→ **Problem statement**
Where does the word "title" show up in the data? Please find each such line and copy it.

→ **Provided records**
* * * * * * *
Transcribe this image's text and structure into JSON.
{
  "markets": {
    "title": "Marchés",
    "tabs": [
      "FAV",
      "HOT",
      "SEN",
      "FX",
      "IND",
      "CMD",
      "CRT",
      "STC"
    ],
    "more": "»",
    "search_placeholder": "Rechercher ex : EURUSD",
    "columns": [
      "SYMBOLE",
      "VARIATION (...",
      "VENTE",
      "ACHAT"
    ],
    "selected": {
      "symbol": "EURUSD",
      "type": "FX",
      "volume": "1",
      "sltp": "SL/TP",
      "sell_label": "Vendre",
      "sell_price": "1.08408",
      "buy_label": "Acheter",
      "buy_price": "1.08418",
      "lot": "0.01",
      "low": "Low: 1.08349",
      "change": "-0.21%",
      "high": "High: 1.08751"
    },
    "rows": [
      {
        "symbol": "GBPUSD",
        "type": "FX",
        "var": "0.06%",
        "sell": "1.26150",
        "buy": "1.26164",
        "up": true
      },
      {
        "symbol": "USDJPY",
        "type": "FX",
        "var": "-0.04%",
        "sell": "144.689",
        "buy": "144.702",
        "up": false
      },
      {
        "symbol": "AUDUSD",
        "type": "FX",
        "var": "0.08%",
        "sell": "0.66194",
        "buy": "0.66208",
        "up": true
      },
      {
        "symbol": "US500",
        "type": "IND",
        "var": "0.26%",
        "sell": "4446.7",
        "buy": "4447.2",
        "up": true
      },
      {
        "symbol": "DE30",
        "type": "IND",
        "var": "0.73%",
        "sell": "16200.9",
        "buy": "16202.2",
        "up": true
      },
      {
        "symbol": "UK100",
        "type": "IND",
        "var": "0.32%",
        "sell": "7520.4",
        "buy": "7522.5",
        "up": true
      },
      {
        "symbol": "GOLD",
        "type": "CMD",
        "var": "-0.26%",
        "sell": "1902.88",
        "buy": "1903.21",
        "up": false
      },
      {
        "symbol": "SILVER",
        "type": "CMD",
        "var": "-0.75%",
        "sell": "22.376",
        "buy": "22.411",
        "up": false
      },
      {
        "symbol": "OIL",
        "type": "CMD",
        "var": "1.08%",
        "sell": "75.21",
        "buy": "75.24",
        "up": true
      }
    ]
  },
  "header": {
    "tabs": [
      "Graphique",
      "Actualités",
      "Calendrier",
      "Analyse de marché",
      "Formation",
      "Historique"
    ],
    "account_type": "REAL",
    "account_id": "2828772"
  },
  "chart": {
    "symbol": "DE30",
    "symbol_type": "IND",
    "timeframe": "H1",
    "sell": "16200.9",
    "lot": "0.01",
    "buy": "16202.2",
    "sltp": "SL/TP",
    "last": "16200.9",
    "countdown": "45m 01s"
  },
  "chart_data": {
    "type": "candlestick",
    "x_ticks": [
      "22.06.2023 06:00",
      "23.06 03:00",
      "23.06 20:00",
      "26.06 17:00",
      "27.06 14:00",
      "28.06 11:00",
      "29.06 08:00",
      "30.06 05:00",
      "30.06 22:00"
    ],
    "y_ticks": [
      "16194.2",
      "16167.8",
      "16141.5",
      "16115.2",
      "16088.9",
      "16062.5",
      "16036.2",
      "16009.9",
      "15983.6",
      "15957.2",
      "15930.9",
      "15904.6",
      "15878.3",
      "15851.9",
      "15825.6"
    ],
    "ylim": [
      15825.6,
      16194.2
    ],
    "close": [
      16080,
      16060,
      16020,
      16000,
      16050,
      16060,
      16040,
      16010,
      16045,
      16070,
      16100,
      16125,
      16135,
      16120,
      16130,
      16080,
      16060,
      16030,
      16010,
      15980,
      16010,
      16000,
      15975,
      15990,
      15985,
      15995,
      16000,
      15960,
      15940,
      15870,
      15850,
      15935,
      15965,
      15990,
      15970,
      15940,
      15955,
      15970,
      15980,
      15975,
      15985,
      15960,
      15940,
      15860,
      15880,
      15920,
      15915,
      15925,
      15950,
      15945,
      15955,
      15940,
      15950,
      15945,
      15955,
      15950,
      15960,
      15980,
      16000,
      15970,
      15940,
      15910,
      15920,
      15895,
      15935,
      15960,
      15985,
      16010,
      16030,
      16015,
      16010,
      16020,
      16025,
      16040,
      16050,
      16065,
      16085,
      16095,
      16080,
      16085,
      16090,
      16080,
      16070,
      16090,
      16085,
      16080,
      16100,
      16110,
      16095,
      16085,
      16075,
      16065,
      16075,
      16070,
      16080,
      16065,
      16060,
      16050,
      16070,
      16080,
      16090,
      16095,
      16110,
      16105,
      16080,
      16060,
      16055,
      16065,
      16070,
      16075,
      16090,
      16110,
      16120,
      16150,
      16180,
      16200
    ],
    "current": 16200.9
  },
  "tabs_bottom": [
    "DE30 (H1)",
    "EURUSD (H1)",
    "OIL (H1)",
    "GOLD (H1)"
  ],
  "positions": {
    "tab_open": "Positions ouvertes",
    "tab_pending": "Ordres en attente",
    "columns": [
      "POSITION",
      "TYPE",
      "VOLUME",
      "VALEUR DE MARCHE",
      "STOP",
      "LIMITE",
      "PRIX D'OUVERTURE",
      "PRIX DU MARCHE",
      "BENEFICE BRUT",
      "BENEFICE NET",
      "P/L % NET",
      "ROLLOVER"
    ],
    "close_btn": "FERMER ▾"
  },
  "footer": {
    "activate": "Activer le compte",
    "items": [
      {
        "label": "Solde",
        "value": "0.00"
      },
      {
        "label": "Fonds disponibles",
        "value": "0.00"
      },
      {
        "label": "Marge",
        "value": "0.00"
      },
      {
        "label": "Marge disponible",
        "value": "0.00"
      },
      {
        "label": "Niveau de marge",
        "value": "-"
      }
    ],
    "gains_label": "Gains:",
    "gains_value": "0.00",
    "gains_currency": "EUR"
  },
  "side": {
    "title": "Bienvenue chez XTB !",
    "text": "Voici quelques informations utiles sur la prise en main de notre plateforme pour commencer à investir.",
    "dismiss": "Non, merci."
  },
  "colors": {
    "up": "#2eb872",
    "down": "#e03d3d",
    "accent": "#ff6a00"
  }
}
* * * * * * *
→ **Answer to the exercise**
    "title": "Marchés",
    "title": "Bienvenue chez XTB !",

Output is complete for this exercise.